• **EXERCISE AIM**
Match on the string "Hemokultury" in the entries below and return every matching line.

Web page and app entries

__________

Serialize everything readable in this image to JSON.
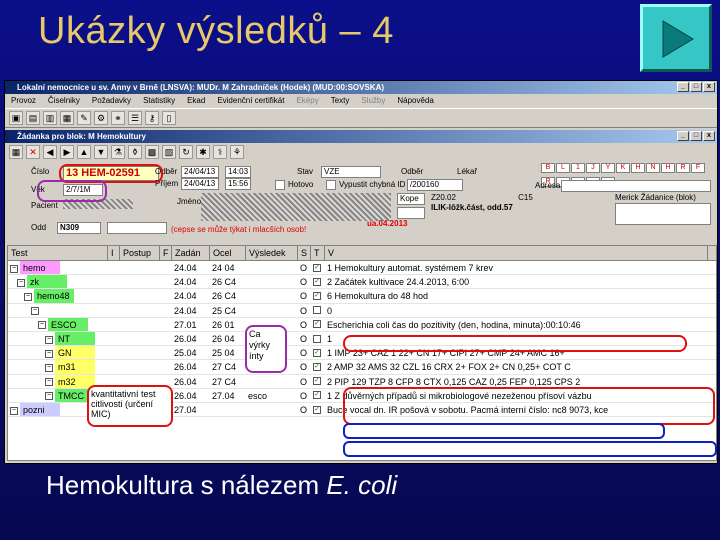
{
  "slide": {
    "title": "Ukázky výsledků – 4",
    "caption_prefix": "Hemokultura s nálezem ",
    "caption_species": "E. coli"
  },
  "app": {
    "window_title": "Lokalní nemocnice u sv. Anny v Brně (LNSVA): MUDr. M Zahradníček (Hodek) (MUD:00:SOVSKA)",
    "menu": [
      "Provoz",
      "Čiselniky",
      "Požadavky",
      "Statistiky",
      "Ekad",
      "Evidenční certifikát",
      "Eképy",
      "Texty",
      "Služby",
      "Nápověda"
    ],
    "menu_disabled": [
      false,
      false,
      false,
      false,
      false,
      false,
      true,
      false,
      true,
      false
    ],
    "subwindow_title": "Žádanka pro blok: M Hemokultury",
    "form": {
      "cislo_label": "Číslo",
      "cislo_value": "13 HEM-02591",
      "vek_label": "Věk",
      "vek_value": "2/7/1M",
      "prijem_label": "Příjem",
      "odber_label": "Odběr",
      "odber_date": "24/04/13",
      "odber_time": "14:03",
      "prijem_date": "24/04/13",
      "prijem_time": "15:56",
      "stav_label": "Stav",
      "stav_value": "VZE",
      "hotovo_label": "Hotovo",
      "vysledek_label": "Výsledek",
      "chybna_label": "Vypustit chybná ID",
      "sample_id": "/200160",
      "pacient_label": "Pacient",
      "jmeno_label": "Jméno",
      "odd_label": "Odd",
      "odd_value": "N309",
      "kope_button": "Kope",
      "adresa_label": "Adresa",
      "merick_label": "Merick Žádanice (blok)",
      "oddeleni_text": "ILIK-lôžk.část, odd.57",
      "code1": "Z20.02",
      "code2": "C15",
      "date_red": "ua.04.2013",
      "note_tick": "(cepse se může týkat i mlacších osob!",
      "flags_row1": [
        "B",
        "L",
        "1",
        "J",
        "Y",
        "K",
        "H",
        "N",
        "H",
        "R"
      ],
      "flags_row2": [
        "F",
        "R",
        "-",
        "-",
        "-",
        "-"
      ],
      "radio1": "Odběr",
      "radio2": "Lékař"
    },
    "grid": {
      "headers": [
        "Test",
        "I",
        "Postup",
        "F",
        "Zadán",
        "Ocel",
        "Výsledek",
        "S",
        "T",
        "V"
      ],
      "rows": [
        {
          "test": "hemo",
          "zad": "24.04",
          "oce": "24 04",
          "vys": "",
          "s": "O",
          "t": "✓",
          "v": "1  Hemokultury automat. systémem    7 krev",
          "color": "#ff99ff",
          "indent": 0
        },
        {
          "test": "zk",
          "zad": "24.04",
          "oce": "26 C4",
          "vys": "",
          "s": "O",
          "t": "✓",
          "v": "2  Začátek kultivace     24.4.2013, 6:00",
          "color": "#66ee66",
          "indent": 1
        },
        {
          "test": "hemo48",
          "zad": "24.04",
          "oce": "26 C4",
          "vys": "",
          "s": "O",
          "t": "✓",
          "v": "6  Hemokultura do 48 hod",
          "color": "#66ee66",
          "indent": 2
        },
        {
          "test": "",
          "zad": "24.04",
          "oce": "25 C4",
          "vys": "",
          "s": "O",
          "t": "",
          "v": "0",
          "color": "#66ee66",
          "indent": 3
        },
        {
          "test": "ESCO",
          "zad": "27.01",
          "oce": "26 01",
          "vys": "",
          "s": "O",
          "t": "✓",
          "v": "Escherichia coli     čas do pozitivity (den, hodina, minuta):00:10:46",
          "color": "#66ee66",
          "indent": 4
        },
        {
          "test": "NT",
          "zad": "26.04",
          "oce": "26 04",
          "vys": "",
          "s": "O",
          "t": "",
          "v": "1",
          "color": "#66ee66",
          "indent": 5
        },
        {
          "test": "GN",
          "zad": "25.04",
          "oce": "25 04",
          "vys": "",
          "s": "O",
          "t": "✓",
          "v": "1  IMP 23+  CAZ 1 22+  CN 17+  CIPI 27+  CMP 24+  AMC 16+",
          "color": "#ffff66",
          "indent": 5
        },
        {
          "test": "m31",
          "zad": "26.04",
          "oce": "27 C4",
          "vys": "",
          "s": "O",
          "t": "✓",
          "v": "2  AMP 32  AMS 32  CZL 16  CRX 2+  FOX 2+  CN 0,25+  COT C",
          "color": "#ffff66",
          "indent": 5
        },
        {
          "test": "m32",
          "zad": "26.04",
          "oce": "27 C4",
          "vys": "",
          "s": "O",
          "t": "✓",
          "v": "2  PIP 129  TZP 8  CFP 8  CTX 0,125  CAZ 0,25  FEP 0,125  CPS 2",
          "color": "#ffff66",
          "indent": 5
        },
        {
          "test": "TMCC",
          "zad": "26.04",
          "oce": "27.04",
          "vys": "esco",
          "s": "O",
          "t": "✓",
          "v": "1  Z důvěrných případů si mikrobiologové nezeženou přísoví vázbu",
          "color": "#66ee66",
          "indent": 5
        },
        {
          "test": "pozni",
          "zad": "27.04",
          "oce": "",
          "vys": "",
          "s": "O",
          "t": "✓",
          "v": "Buce vocal dn. IR pošová v sobotu. Pacmá interní číslo: nc8 9073, kce",
          "color": "#ccccff",
          "indent": 0
        }
      ]
    },
    "annotations": {
      "purple_note": "Ca výrky ínty",
      "red_note": "kvantitativní test citlivosti (určení MIC)"
    }
  }
}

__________

• **PROBLEM SOLUTION**
    "subwindow_title": "Žádanka pro blok: M Hemokultury",
          "v": "1  Hemokultury automat. systémem    7 krev",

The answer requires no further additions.